* [Work request] Select all lines in the records that include "JSON".

* [Material to process]
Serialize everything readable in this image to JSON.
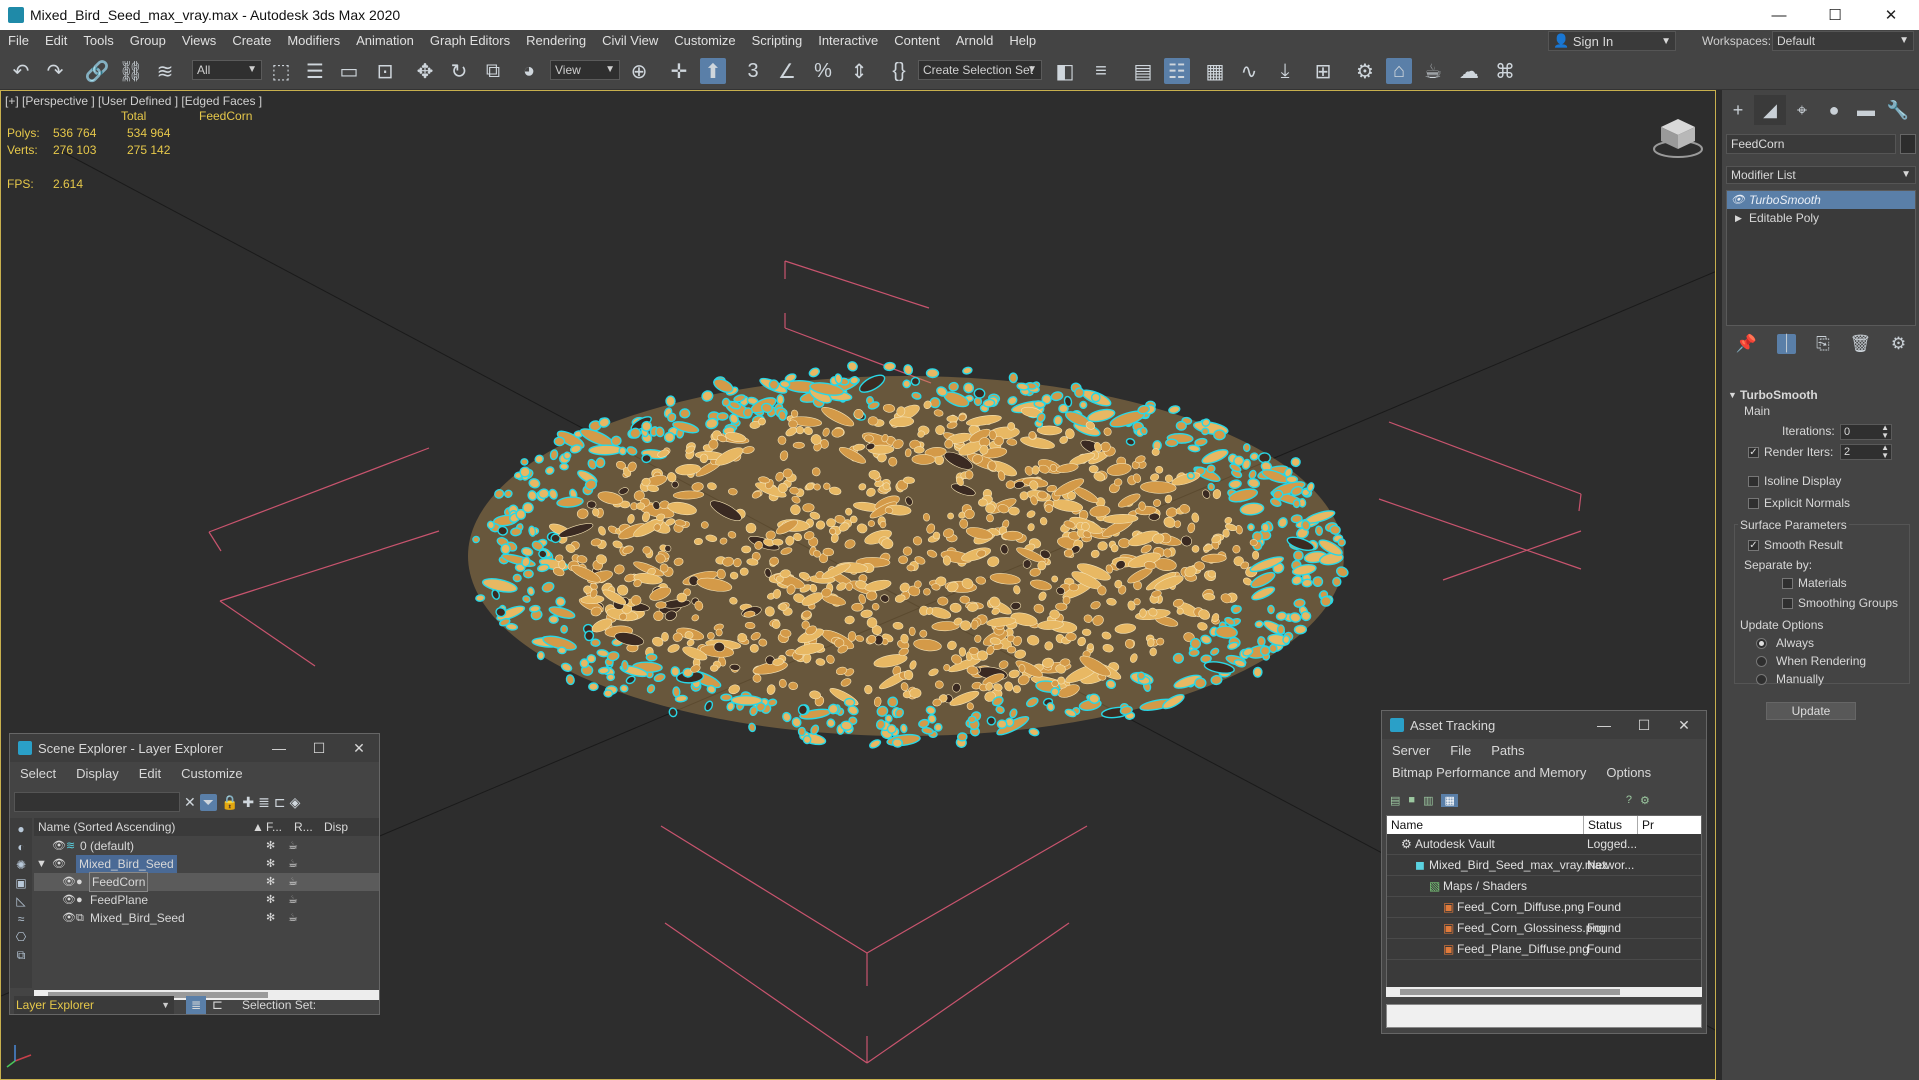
{
  "window": {
    "title": "Mixed_Bird_Seed_max_vray.max - Autodesk 3ds Max 2020",
    "minimize": "—",
    "maximize": "☐",
    "close": "✕"
  },
  "menubar": {
    "items": [
      "File",
      "Edit",
      "Tools",
      "Group",
      "Views",
      "Create",
      "Modifiers",
      "Animation",
      "Graph Editors",
      "Rendering",
      "Civil View",
      "Customize",
      "Scripting",
      "Interactive",
      "Content",
      "Arnold",
      "Help"
    ],
    "sign_in": "Sign In",
    "workspaces_label": "Workspaces:",
    "workspace_value": "Default"
  },
  "toolbar": {
    "selection_filter": "All",
    "ref_coord": "View",
    "selection_set_placeholder": "Create Selection Set"
  },
  "viewport": {
    "label": "[+] [Perspective ] [User Defined ] [Edged Faces ]",
    "stats": {
      "col_total": "Total",
      "col_object": "FeedCorn",
      "polys_label": "Polys:",
      "polys_total": "536 764",
      "polys_object": "534 964",
      "verts_label": "Verts:",
      "verts_total": "276 103",
      "verts_object": "275 142",
      "fps_label": "FPS:",
      "fps_value": "2.614"
    }
  },
  "command_panel": {
    "object_name": "FeedCorn",
    "modifier_list": "Modifier List",
    "stack": [
      {
        "name": "TurboSmooth",
        "selected": true
      },
      {
        "name": "Editable Poly",
        "selected": false
      }
    ],
    "turbosmooth": {
      "title": "TurboSmooth",
      "main_label": "Main",
      "iterations_label": "Iterations:",
      "iterations_value": "0",
      "render_iters_label": "Render Iters:",
      "render_iters_value": "2",
      "render_iters_checked": true,
      "isoline_display": "Isoline Display",
      "explicit_normals": "Explicit Normals",
      "surface_params_label": "Surface Parameters",
      "smooth_result": "Smooth Result",
      "separate_by": "Separate by:",
      "materials": "Materials",
      "smoothing_groups": "Smoothing Groups",
      "update_options_label": "Update Options",
      "always": "Always",
      "when_rendering": "When Rendering",
      "manually": "Manually",
      "update_button": "Update"
    }
  },
  "scene_explorer": {
    "title": "Scene Explorer - Layer Explorer",
    "menu": [
      "Select",
      "Display",
      "Edit",
      "Customize"
    ],
    "columns": {
      "name": "Name (Sorted Ascending)",
      "frozen": "F...",
      "render": "R...",
      "display": "Disp"
    },
    "rows": [
      {
        "name": "0 (default)",
        "indent": 1
      },
      {
        "name": "Mixed_Bird_Seed",
        "indent": 0
      },
      {
        "name": "FeedCorn",
        "indent": 2
      },
      {
        "name": "FeedPlane",
        "indent": 2
      },
      {
        "name": "Mixed_Bird_Seed",
        "indent": 2
      }
    ],
    "footer_select": "Layer Explorer",
    "selection_set_label": "Selection Set:"
  },
  "asset_tracking": {
    "title": "Asset Tracking",
    "menu": [
      "Server",
      "File",
      "Paths"
    ],
    "menu2": [
      "Bitmap Performance and Memory",
      "Options"
    ],
    "columns": {
      "name": "Name",
      "status": "Status",
      "extra": "Pr"
    },
    "rows": [
      {
        "name": "Autodesk Vault",
        "status": "Logged..."
      },
      {
        "name": "Mixed_Bird_Seed_max_vray.max",
        "status": "Networ..."
      },
      {
        "name": "Maps / Shaders",
        "status": ""
      },
      {
        "name": "Feed_Corn_Diffuse.png",
        "status": "Found"
      },
      {
        "name": "Feed_Corn_Glossiness.png",
        "status": "Found"
      },
      {
        "name": "Feed_Plane_Diffuse.png",
        "status": "Found"
      }
    ]
  },
  "colors": {
    "accent_blue": "#5a7fa8",
    "stats_yellow": "#e6c84a",
    "selection_cyan": "#29d7e6",
    "seed_tan": "#e8b863",
    "grid_pink": "#c8546e"
  }
}
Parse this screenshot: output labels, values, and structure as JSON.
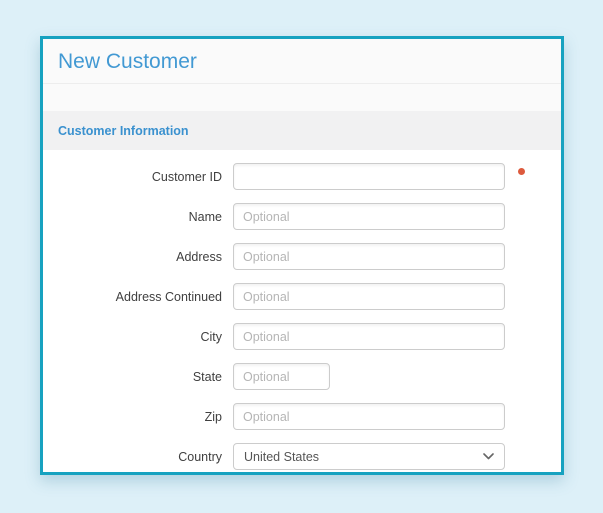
{
  "window": {
    "title": "New Customer",
    "section_title": "Customer Information"
  },
  "form": {
    "fields": [
      {
        "name": "customer-id",
        "label": "Customer ID",
        "value": "",
        "placeholder": "",
        "required": true,
        "control": "input",
        "width": "full"
      },
      {
        "name": "name",
        "label": "Name",
        "value": "",
        "placeholder": "Optional",
        "required": false,
        "control": "input",
        "width": "full"
      },
      {
        "name": "address",
        "label": "Address",
        "value": "",
        "placeholder": "Optional",
        "required": false,
        "control": "input",
        "width": "full"
      },
      {
        "name": "address-continued",
        "label": "Address Continued",
        "value": "",
        "placeholder": "Optional",
        "required": false,
        "control": "input",
        "width": "full"
      },
      {
        "name": "city",
        "label": "City",
        "value": "",
        "placeholder": "Optional",
        "required": false,
        "control": "input",
        "width": "full"
      },
      {
        "name": "state",
        "label": "State",
        "value": "",
        "placeholder": "Optional",
        "required": false,
        "control": "input",
        "width": "short"
      },
      {
        "name": "zip",
        "label": "Zip",
        "value": "",
        "placeholder": "Optional",
        "required": false,
        "control": "input",
        "width": "full"
      },
      {
        "name": "country",
        "label": "Country",
        "value": "United States",
        "placeholder": "",
        "required": false,
        "control": "select",
        "width": "full"
      }
    ]
  },
  "icons": {
    "country_dropdown": "chevron-down-icon",
    "required_indicator": "required-dot"
  },
  "colors": {
    "page_background": "#ddf0f8",
    "dialog_border": "#17a2c0",
    "title_text": "#4299d3",
    "section_background": "#f1f1f2",
    "section_text": "#3a91cf",
    "required_dot": "#dd5a3d",
    "input_border": "#cccccc",
    "placeholder_text": "#b5b5b5"
  }
}
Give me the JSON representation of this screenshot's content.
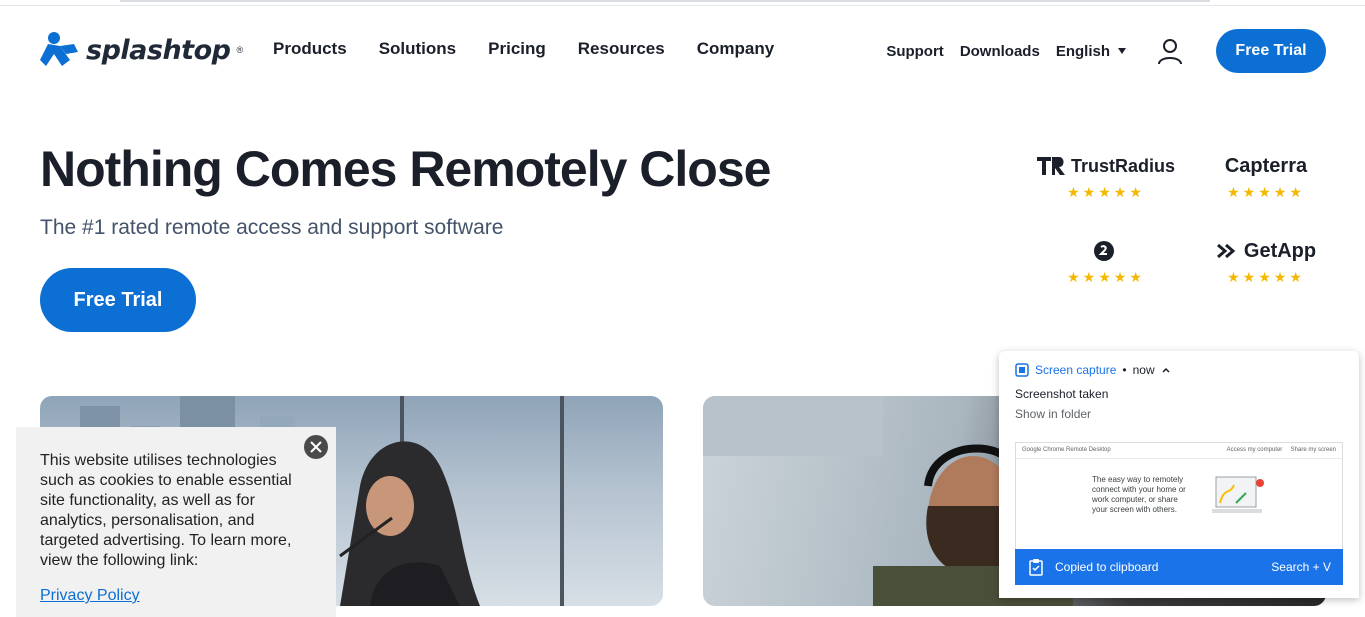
{
  "brand": {
    "logo_text": "splashtop",
    "logo_mark": "®",
    "accent": "#0b6fd3"
  },
  "nav": {
    "items": [
      {
        "label": "Products"
      },
      {
        "label": "Solutions"
      },
      {
        "label": "Pricing"
      },
      {
        "label": "Resources"
      },
      {
        "label": "Company"
      }
    ]
  },
  "utility": {
    "support": "Support",
    "downloads": "Downloads",
    "language": "English",
    "cta": "Free Trial"
  },
  "hero": {
    "title": "Nothing Comes Remotely Close",
    "subtitle": "The #1 rated remote access and support software",
    "cta": "Free Trial"
  },
  "ratings": [
    {
      "name": "TrustRadius",
      "stars": "★★★★★"
    },
    {
      "name": "Capterra",
      "stars": "★★★★★"
    },
    {
      "name": "",
      "stars": "★★★★★"
    },
    {
      "name": "GetApp",
      "stars": "★★★★★"
    }
  ],
  "cookie": {
    "text": "This website utilises technologies such as cookies to enable essential site functionality, as well as for analytics, personalisation, and targeted advertising. To learn more, view the following link:",
    "link": "Privacy Policy"
  },
  "notification": {
    "app": "Screen capture",
    "time": "now",
    "title": "Screenshot taken",
    "action": "Show in folder",
    "thumb_header": "Google Chrome Remote Desktop",
    "thumb_tab1": "Access my computer",
    "thumb_tab2": "Share my screen",
    "thumb_text": "The easy way to remotely connect with your home or work computer, or share your screen with others.",
    "footer_left": "Copied to clipboard",
    "footer_right": "Search + V"
  }
}
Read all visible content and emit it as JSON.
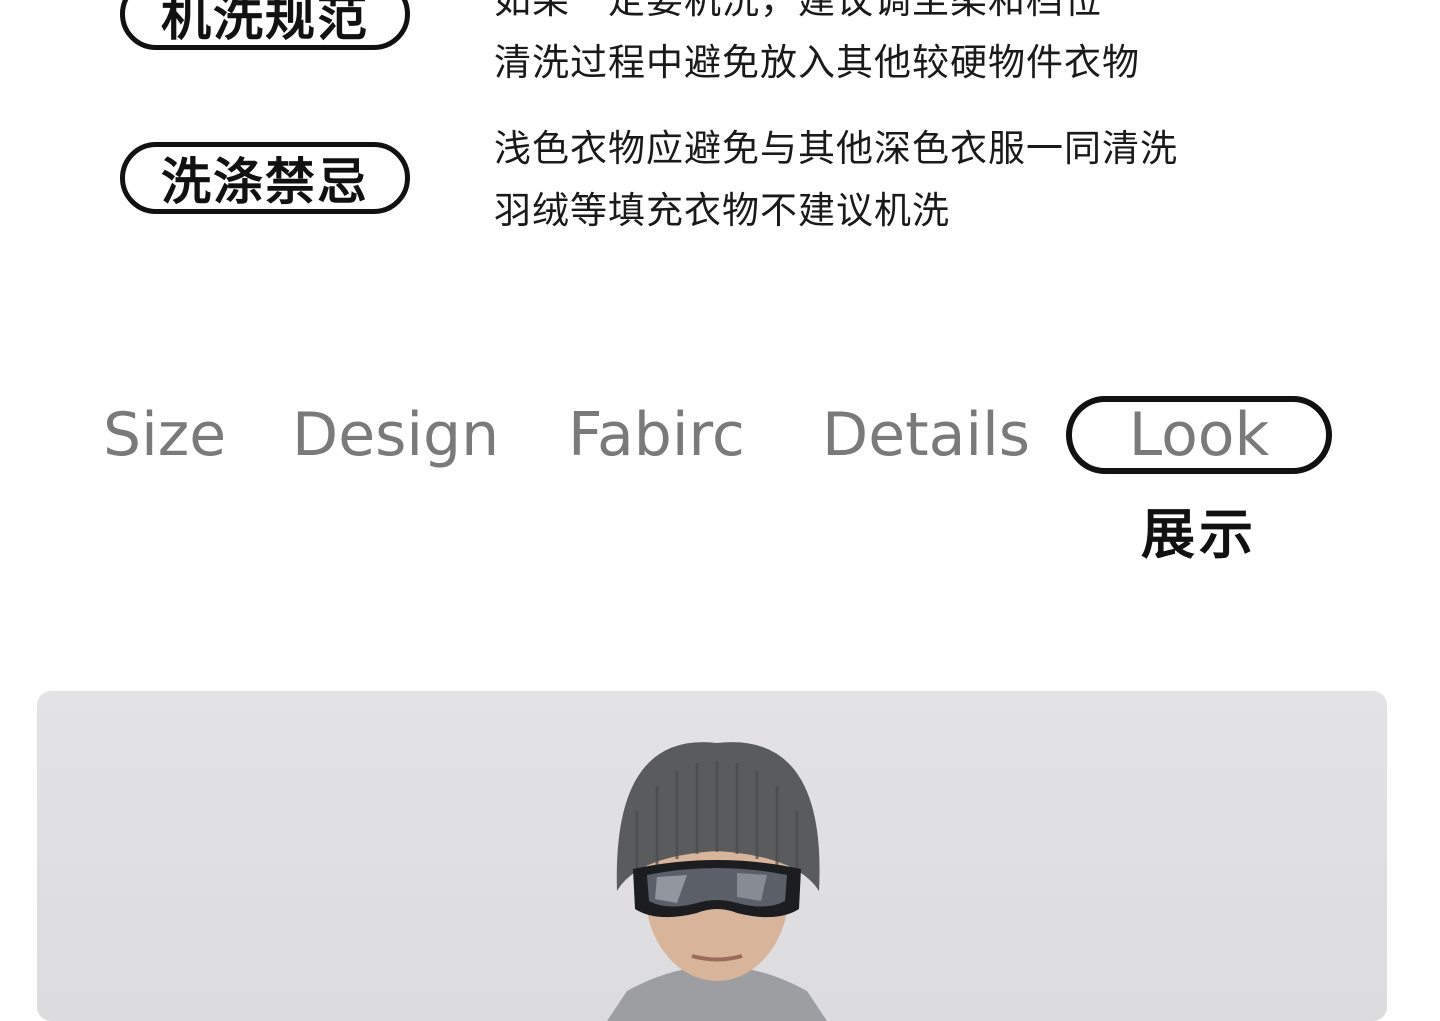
{
  "wash": {
    "rows": [
      {
        "label": "机洗规范",
        "lines": [
          "如果一定要机洗，建议调至柔和档位",
          "清洗过程中避免放入其他较硬物件衣物"
        ]
      },
      {
        "label": "洗涤禁忌",
        "lines": [
          "浅色衣物应避免与其他深色衣服一同清洗",
          "羽绒等填充衣物不建议机洗"
        ]
      }
    ]
  },
  "tabs": {
    "items": [
      "Size",
      "Design",
      "Fabirc",
      "Details",
      "Look"
    ],
    "active_index": 4,
    "active_sublabel": "展示"
  },
  "colors": {
    "text": "#1a1a1a",
    "tab_inactive": "#7a7a7a",
    "photo_bg": "#dfdfe1",
    "beanie": "#5a5b5d"
  }
}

* [Result of the task]
Serialize everything readable in this image to JSON.
Parse this screenshot: output labels, values, and structure as JSON.
Give me the JSON representation of this screenshot's content.
Read all visible content and emit it as JSON.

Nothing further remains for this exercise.